Over the last 40 years, class divides—by household income and by parental educational attainment—in how parents spend time and money on children have widened considerably. This suggests that the rise in income inequality may be causally related to the growing class divide in parental investments. However, scholars have yet to test the empirical relationship between income inequality and class gaps in parental investment or to investigate the pathways associated with their relationship.

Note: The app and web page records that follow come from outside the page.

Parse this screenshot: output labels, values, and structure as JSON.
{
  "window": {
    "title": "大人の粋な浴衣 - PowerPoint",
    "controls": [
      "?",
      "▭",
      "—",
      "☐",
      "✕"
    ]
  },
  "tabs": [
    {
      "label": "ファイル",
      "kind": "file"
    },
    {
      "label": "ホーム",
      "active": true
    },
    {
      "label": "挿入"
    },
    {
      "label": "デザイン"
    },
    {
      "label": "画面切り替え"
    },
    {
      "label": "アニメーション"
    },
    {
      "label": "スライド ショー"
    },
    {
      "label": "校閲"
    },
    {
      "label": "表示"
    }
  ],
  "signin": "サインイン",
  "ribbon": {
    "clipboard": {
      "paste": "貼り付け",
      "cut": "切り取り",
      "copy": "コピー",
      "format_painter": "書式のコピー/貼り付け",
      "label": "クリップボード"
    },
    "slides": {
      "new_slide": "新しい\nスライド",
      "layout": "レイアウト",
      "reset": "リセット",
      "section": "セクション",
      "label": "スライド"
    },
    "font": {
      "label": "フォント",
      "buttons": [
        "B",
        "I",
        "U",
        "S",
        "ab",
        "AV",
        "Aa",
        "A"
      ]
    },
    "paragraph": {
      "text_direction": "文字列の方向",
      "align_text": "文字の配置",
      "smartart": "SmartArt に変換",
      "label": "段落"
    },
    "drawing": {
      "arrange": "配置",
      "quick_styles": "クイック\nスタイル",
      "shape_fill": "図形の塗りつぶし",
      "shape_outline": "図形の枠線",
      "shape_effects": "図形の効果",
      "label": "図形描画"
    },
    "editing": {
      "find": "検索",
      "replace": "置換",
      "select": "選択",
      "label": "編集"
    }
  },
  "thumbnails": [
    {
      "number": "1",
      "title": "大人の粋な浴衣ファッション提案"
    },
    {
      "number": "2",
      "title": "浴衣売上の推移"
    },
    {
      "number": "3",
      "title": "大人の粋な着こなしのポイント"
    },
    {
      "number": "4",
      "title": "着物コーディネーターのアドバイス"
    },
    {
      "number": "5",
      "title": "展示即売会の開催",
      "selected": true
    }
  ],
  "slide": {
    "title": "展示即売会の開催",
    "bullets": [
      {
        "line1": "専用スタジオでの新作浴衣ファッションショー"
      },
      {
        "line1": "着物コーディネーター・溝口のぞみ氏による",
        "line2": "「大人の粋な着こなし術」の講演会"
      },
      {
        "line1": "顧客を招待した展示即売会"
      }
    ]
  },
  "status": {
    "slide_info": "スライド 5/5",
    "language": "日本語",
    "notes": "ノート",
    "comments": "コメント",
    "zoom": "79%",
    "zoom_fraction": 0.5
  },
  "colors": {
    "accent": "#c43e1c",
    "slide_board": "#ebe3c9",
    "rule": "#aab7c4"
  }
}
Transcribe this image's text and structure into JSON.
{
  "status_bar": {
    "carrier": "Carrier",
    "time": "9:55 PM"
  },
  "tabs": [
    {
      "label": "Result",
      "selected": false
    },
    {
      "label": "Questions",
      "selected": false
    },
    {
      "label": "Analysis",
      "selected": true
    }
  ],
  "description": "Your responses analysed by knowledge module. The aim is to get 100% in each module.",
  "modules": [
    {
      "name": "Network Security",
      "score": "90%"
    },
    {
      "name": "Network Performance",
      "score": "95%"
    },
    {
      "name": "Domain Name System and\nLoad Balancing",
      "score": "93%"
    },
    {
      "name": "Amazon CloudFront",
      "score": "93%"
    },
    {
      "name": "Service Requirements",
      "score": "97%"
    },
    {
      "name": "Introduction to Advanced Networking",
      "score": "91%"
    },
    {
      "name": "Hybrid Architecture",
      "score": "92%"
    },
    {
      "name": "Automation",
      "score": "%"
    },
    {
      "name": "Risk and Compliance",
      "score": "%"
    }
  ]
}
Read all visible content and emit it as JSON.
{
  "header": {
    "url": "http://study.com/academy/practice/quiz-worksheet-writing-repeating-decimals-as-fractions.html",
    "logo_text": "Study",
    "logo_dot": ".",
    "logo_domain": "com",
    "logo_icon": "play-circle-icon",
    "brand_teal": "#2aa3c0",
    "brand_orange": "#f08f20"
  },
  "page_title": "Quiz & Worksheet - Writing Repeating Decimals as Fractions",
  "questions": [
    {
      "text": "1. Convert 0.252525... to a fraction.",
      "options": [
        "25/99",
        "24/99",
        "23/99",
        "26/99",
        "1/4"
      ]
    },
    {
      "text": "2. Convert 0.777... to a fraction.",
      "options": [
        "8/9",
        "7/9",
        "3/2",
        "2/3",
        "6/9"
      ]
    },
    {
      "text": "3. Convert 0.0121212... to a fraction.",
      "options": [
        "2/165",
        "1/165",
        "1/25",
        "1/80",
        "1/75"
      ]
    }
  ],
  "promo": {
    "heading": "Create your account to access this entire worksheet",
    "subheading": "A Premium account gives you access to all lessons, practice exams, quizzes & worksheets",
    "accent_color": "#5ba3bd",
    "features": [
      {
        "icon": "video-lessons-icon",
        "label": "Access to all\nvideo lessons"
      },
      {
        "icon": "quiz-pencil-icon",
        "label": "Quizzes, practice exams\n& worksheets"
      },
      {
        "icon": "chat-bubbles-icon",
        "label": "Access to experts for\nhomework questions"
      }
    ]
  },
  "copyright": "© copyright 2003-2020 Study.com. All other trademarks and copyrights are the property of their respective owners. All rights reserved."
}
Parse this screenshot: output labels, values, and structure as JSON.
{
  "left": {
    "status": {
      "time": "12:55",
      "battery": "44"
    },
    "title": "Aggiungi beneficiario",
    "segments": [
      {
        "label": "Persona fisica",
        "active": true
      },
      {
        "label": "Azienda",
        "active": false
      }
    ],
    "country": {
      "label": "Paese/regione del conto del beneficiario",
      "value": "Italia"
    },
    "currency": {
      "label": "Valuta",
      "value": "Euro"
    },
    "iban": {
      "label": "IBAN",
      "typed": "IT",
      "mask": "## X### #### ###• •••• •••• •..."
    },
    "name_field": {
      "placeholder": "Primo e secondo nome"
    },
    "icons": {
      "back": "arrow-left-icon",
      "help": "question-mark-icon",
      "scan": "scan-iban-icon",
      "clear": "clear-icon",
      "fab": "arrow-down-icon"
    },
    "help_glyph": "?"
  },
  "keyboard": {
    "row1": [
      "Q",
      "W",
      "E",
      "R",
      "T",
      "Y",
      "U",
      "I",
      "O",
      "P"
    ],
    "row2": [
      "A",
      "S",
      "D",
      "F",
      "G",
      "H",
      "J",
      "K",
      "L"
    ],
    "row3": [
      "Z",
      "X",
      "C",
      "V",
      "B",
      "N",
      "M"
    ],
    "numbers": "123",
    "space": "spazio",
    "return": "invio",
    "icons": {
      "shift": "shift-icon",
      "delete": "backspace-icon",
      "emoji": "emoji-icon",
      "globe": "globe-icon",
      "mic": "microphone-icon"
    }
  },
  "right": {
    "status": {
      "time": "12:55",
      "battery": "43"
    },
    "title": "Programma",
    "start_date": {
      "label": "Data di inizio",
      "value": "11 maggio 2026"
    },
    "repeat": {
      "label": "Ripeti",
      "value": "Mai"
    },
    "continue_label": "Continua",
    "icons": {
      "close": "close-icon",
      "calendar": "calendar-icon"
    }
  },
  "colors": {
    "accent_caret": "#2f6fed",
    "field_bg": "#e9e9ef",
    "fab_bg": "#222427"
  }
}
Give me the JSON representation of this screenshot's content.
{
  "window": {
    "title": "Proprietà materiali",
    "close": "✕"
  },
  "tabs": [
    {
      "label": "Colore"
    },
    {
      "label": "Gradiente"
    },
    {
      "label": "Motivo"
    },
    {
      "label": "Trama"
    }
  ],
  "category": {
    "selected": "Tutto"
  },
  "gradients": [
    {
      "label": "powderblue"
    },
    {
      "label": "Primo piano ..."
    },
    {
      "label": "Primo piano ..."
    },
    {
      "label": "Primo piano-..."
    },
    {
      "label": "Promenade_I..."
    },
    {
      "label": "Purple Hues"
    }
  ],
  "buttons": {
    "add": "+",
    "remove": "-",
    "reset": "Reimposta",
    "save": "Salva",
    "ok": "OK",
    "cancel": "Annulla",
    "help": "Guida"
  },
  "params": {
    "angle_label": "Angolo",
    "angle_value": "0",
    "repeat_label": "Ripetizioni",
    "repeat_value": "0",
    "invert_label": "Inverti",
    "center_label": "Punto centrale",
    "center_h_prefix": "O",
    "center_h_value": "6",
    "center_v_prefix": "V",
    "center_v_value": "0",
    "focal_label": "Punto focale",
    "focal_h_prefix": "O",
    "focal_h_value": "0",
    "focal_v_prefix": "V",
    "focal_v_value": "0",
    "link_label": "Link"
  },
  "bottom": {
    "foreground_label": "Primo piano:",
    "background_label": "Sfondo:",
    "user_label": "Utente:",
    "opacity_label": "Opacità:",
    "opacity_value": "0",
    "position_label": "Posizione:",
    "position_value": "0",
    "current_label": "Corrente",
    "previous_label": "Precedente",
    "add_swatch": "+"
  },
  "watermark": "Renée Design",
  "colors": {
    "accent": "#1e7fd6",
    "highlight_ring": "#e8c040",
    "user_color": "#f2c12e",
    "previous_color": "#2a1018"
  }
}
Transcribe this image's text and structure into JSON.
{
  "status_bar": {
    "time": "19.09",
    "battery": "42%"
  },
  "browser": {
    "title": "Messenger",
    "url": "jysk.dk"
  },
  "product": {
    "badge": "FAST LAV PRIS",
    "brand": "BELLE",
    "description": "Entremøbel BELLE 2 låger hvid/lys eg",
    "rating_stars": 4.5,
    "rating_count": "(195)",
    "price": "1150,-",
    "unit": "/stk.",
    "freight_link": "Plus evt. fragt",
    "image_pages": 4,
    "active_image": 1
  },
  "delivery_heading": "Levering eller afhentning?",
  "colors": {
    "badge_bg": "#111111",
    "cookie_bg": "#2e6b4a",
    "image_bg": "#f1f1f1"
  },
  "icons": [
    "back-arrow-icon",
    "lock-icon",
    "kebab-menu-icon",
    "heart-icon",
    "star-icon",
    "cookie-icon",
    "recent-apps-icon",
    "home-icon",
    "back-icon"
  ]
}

Sociologist Daniel Schneider will examine the relationship between income inequality and gaps in parental expenditures on children by household income rank. He will merge thirty years of microdata from the Consumer Expenditure Survey on parental expenditures on children with state-level measures of income inequality from the Internal Revenue Service and Census.